Orko gave up. He hurriedly put his clothes back on. His t-shirt was inside out. He ran from the dressing room. He did not belong there. He did not want to grow up and have hair all over his body, in his armpits, and in his crotch. He didn’t want a penis that wouldn’t fit into his underpants. He didn’t want to be slapped on the back. He didn’t want to walk bare-chested from the swimming pool, water dripping from his hairy knuckles. The very thought disgusted him. He no longer wanted to swim.
He ran to the pool, and waited near the foot bath for his mother. When she arrived, in her navy swimming costume and her yellow swimming cap, Orko rushed to her, in tears. Orko’s mother picked him up, his head nestling in her breast as he sobbed uncontrollably.
“What happened, baby? Did someone hurt you?” she asked. Her voice sounded like it did the time when he had come home all bloodied from a fall. All Orko saw was navy blue. He could smell her now, and he finally felt the sobs die down.
“Ma, can’t I be a girl?” he asked. He knew his mother wouldn’t turn him down. It wasn’t like he was asking for fizzy drinks, or a toy gun. He knew his mother would never give him those. This was much simpler. All he had to do was grow his hair long, and buy new clothes. Maybe for Pujo. He could wait till Pujo.
His felt a murmur in his mother’s breast. It reminded him of the time he had woken up from a horrible nightmare, unable to move, his heart pounding away, ready to explode.
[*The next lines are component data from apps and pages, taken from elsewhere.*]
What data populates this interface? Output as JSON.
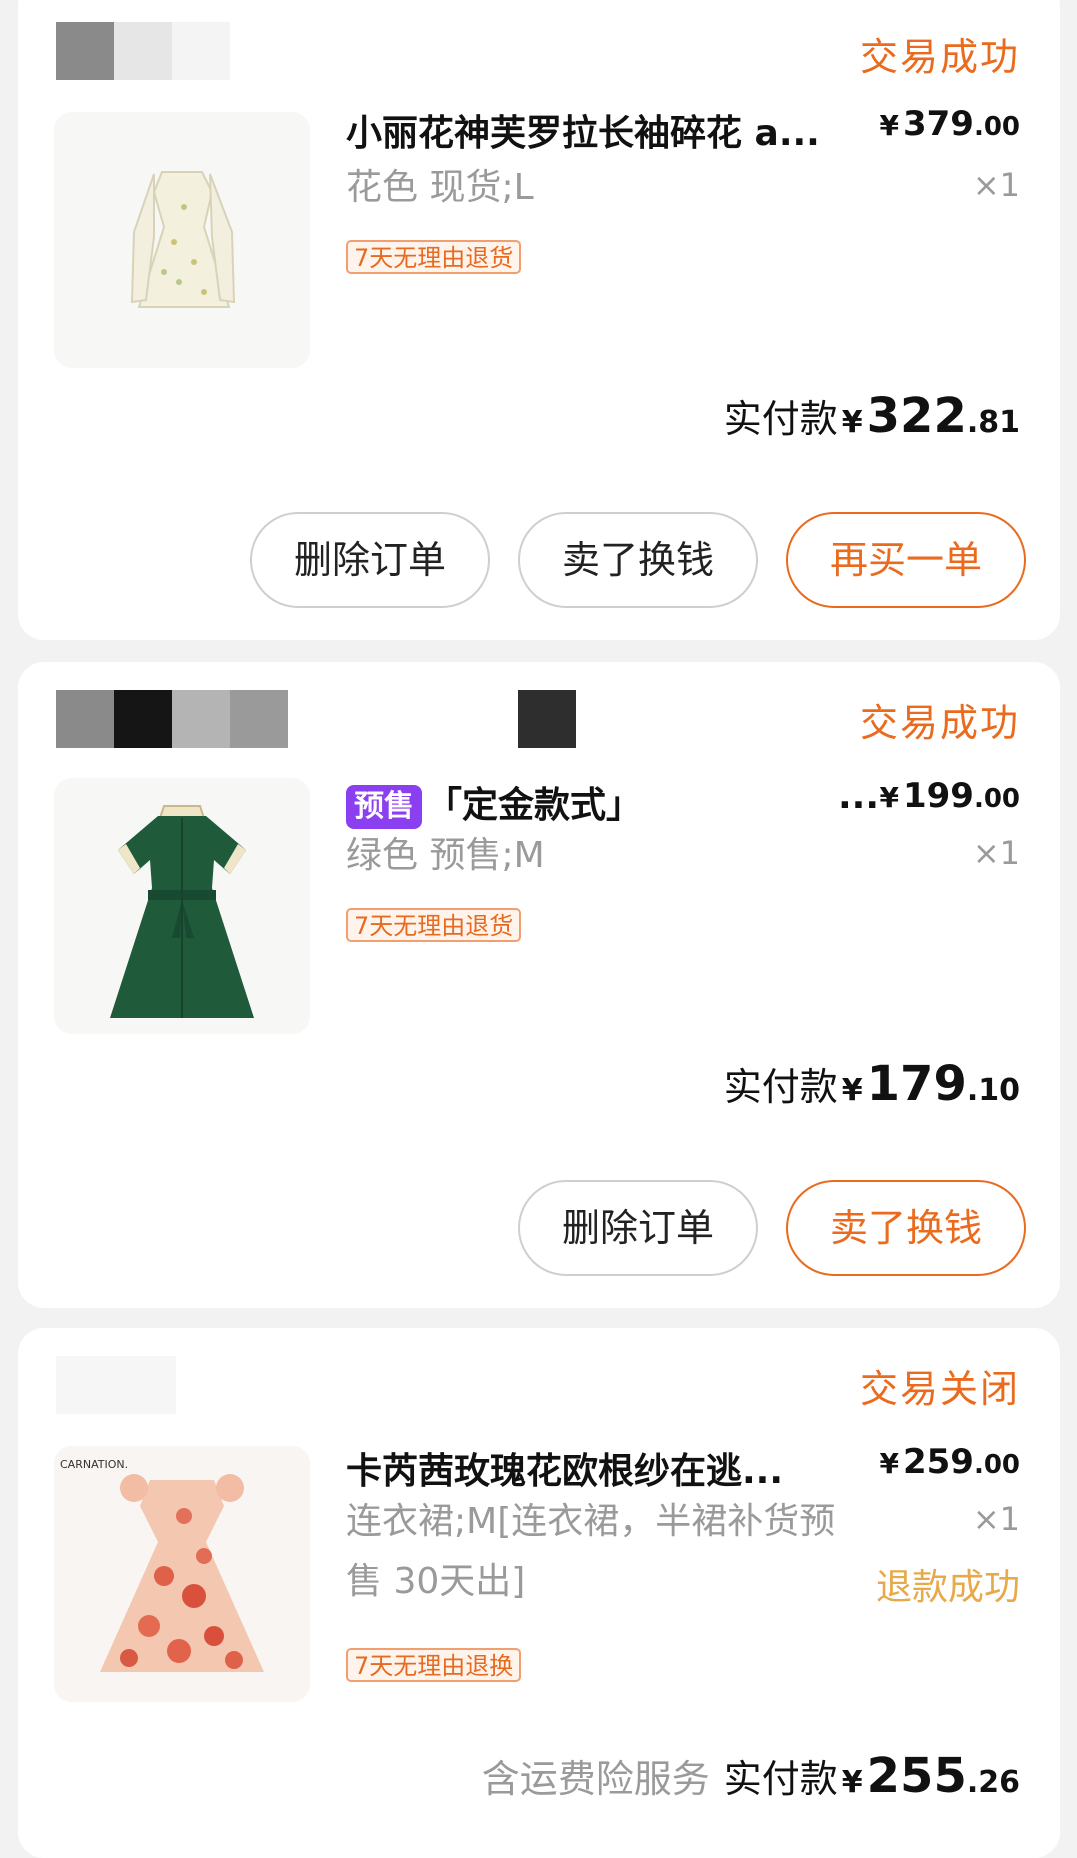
{
  "colors": {
    "accent": "#ea6a1e",
    "refund": "#e7a94a",
    "presale": "#8a3ff0"
  },
  "orders": [
    {
      "status": "交易成功",
      "title": "小丽花神芙罗拉长袖碎花 a...",
      "price_int": "379",
      "price_dec": ".00",
      "spec": "花色 现货;L",
      "qty": "×1",
      "tag": "7天无理由退货",
      "paid_label": "实付款",
      "paid_int": "322",
      "paid_dec": ".81",
      "buttons": [
        "删除订单",
        "卖了换钱",
        "再买一单"
      ]
    },
    {
      "status": "交易成功",
      "presale_badge": "预售",
      "title": "「定金款式」",
      "title_ellipsis": "...",
      "price_int": "199",
      "price_dec": ".00",
      "spec": "绿色 预售;M",
      "qty": "×1",
      "tag": "7天无理由退货",
      "paid_label": "实付款",
      "paid_int": "179",
      "paid_dec": ".10",
      "buttons": [
        "删除订单",
        "卖了换钱"
      ]
    },
    {
      "status": "交易关闭",
      "title": "卡芮茜玫瑰花欧根纱在逃...",
      "price_int": "259",
      "price_dec": ".00",
      "spec": "连衣裙;M[连衣裙，半裙补货预售 30天出]",
      "qty": "×1",
      "refund_status": "退款成功",
      "tag": "7天无理由退换",
      "extra_service": "含运费险服务",
      "paid_label": "实付款",
      "paid_int": "255",
      "paid_dec": ".26",
      "brand_text": "CARNATION."
    }
  ],
  "currency": "¥"
}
“Why on earth do you want to be a girl?” she asked finally. “You’re going to grow up, and be an important man, like your father. You’re going to rule the world.”
“But I don’t want to rule the world,” said Orko. “I want to be like you.”
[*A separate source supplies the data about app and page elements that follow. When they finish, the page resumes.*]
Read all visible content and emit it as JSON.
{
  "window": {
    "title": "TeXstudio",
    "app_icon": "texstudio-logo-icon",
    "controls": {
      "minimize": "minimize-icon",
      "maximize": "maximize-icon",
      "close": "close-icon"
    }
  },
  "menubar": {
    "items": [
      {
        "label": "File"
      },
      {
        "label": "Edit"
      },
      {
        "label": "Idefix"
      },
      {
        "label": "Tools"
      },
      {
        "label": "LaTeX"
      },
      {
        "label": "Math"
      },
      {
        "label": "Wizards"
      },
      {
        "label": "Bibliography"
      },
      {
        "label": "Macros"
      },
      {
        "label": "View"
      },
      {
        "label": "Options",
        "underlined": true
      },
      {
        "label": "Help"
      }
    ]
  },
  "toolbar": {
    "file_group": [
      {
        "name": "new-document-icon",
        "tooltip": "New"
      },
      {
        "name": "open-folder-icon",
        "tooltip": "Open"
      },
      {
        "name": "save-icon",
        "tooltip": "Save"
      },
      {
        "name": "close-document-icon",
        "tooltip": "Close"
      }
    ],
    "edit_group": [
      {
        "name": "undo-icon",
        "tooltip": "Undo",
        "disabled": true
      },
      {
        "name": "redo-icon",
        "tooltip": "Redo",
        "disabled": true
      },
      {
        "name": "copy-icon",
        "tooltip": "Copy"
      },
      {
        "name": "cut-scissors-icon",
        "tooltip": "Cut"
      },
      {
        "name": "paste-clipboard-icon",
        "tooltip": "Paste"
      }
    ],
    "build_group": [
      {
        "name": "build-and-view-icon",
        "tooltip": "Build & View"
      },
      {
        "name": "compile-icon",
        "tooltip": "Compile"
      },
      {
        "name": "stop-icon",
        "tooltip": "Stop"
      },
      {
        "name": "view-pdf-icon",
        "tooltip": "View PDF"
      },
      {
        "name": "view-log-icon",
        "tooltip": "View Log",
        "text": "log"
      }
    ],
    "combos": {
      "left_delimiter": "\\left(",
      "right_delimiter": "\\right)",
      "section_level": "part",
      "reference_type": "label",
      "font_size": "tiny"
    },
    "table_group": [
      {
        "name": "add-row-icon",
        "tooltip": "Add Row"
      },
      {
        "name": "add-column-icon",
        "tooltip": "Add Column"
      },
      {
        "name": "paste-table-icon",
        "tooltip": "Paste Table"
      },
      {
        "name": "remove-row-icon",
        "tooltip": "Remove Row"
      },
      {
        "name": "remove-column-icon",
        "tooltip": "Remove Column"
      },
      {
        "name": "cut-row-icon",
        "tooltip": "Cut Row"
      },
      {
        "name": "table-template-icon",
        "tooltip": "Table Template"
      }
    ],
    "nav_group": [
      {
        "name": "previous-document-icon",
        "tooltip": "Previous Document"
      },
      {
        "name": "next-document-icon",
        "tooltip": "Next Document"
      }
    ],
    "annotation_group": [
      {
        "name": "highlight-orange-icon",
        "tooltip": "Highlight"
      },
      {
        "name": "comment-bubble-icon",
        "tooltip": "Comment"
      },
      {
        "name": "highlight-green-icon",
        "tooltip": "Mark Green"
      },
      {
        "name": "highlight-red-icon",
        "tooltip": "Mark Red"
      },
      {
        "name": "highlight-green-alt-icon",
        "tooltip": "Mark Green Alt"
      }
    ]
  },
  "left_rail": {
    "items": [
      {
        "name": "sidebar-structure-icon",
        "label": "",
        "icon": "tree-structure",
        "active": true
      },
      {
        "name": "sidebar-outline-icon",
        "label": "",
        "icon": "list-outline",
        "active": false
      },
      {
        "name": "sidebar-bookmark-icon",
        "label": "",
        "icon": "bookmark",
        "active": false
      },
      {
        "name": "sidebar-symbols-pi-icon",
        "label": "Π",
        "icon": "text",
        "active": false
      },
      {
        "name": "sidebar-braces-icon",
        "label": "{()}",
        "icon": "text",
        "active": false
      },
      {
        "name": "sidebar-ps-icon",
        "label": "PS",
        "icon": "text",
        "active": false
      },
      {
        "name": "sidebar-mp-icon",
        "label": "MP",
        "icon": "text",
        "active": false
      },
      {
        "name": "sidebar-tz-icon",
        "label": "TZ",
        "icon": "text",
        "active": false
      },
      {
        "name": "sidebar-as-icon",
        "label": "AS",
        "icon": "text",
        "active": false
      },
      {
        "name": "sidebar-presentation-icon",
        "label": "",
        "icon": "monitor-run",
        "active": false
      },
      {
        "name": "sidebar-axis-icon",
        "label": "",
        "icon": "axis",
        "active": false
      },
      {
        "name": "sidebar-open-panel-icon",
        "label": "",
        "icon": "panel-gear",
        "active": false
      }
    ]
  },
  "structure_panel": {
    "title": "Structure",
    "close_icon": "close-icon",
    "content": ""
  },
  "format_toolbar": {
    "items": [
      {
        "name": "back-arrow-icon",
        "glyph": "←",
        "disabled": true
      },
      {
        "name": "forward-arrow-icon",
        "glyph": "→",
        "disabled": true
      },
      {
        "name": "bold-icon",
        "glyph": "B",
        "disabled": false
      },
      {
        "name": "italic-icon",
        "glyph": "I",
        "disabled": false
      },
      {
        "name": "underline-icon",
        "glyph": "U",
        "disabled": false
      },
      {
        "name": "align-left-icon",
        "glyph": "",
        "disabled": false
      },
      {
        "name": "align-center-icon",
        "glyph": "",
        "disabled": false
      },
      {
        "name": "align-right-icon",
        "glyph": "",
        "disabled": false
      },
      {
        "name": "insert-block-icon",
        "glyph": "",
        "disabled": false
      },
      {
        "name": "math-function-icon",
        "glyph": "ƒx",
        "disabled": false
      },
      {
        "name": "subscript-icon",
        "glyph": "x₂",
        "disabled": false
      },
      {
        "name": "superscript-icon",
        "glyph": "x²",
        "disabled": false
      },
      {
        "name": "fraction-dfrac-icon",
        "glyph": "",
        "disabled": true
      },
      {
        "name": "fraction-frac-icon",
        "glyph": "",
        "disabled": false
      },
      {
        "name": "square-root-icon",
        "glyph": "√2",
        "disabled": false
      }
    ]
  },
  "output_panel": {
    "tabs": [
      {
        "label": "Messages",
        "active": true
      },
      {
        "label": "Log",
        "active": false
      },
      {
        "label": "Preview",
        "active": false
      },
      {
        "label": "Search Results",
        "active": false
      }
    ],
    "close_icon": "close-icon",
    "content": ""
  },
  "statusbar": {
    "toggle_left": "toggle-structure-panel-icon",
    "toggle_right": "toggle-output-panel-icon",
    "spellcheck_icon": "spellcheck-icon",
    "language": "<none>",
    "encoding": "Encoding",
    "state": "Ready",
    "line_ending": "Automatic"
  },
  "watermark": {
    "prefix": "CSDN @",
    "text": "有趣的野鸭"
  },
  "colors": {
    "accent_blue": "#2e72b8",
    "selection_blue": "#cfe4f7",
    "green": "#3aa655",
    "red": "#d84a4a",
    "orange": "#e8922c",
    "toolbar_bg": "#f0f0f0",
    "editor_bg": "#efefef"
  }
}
They didn’t swim that day. His mother bought him ice cream, and they walked hand in hand to the gate, strawberry and butterscotch.